So what comes next?
A few weeks back I was free to help a friend who wanted to get her family organized. She called me and asked me to come over and then made a business proposal. She wanted to pay me to help her get organized in as many areas of their life as possible. If I had been teaching, I would not have been free to take that call. We went through each room in her home and made to-do lists for things needing to be completed. We went to lunch and discussed each of her four kiddos, their relationships and their responsibilities. We discussed daily schedules and laundry days. We covered everything imaginable. She showed me what she had envisioned for a command center in her home, and then we went shopping. I created some super cute chore lists, color coordinated laundry schedules and monthly calendars, printed to-do lists for everyone in the family, and formed an agenda for their family meeting.

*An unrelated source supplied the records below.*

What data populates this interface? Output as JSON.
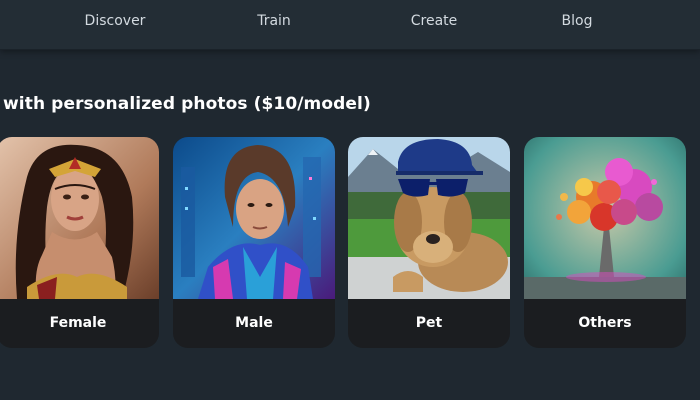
{
  "nav": {
    "items": [
      {
        "label": "Discover"
      },
      {
        "label": "Train"
      },
      {
        "label": "Create"
      },
      {
        "label": "Blog"
      }
    ]
  },
  "main": {
    "headline": "with personalized photos ($10/model)",
    "categories": [
      {
        "label": "Female",
        "image": "woman-portrait-image"
      },
      {
        "label": "Male",
        "image": "man-neon-portrait-image"
      },
      {
        "label": "Pet",
        "image": "dog-with-sunglasses-image"
      },
      {
        "label": "Others",
        "image": "colorful-explosion-image"
      }
    ]
  },
  "colors": {
    "background": "#1f2830",
    "nav_background": "#232d35",
    "card_background": "#1b1d20",
    "text": "#ffffff",
    "nav_text": "#d3dae0"
  }
}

I led one meeting explaining all the new processes and schedules, responsibilities and consequences. We worked together to discuss family covenant, what each person felt they had to bring to the family, and what they needed from the family. When we sat down after the meeting was over and her command center wall was put together, she asked me if the Lord had shown me anything. She wanted to know if this was something I could see myself doing for other families. I told her I would consider it, but I was still applying for jobs.
I have only applied for two jobs since that time. Both are jobs I would really love to have and could certainly enjoy for many years to come. Yet, something about this process with my sweet friend has really made an impression on me and changed my heart about what kind of work I would like to be doing. I love helping people become more organized, move forward, succeed and the family life coaching I did with this family hit on so many of my strengths. Maybe this is where I am headed. Maybe this is why I needed to be free. Maybe I am going to be working for myself someday soon alongside beautiful families and individuals who just want to get things in order somewhere in their life.
Let me end with this: finding a career in Waco is really challenging right now. This job market is rough, especially for folks who are well-educated, full of life experience, and still a little lost sometimes, but (if this new venture is why I needed to be free) I can say with certainty, it was worth the wait, the rejection, the questions and the pain.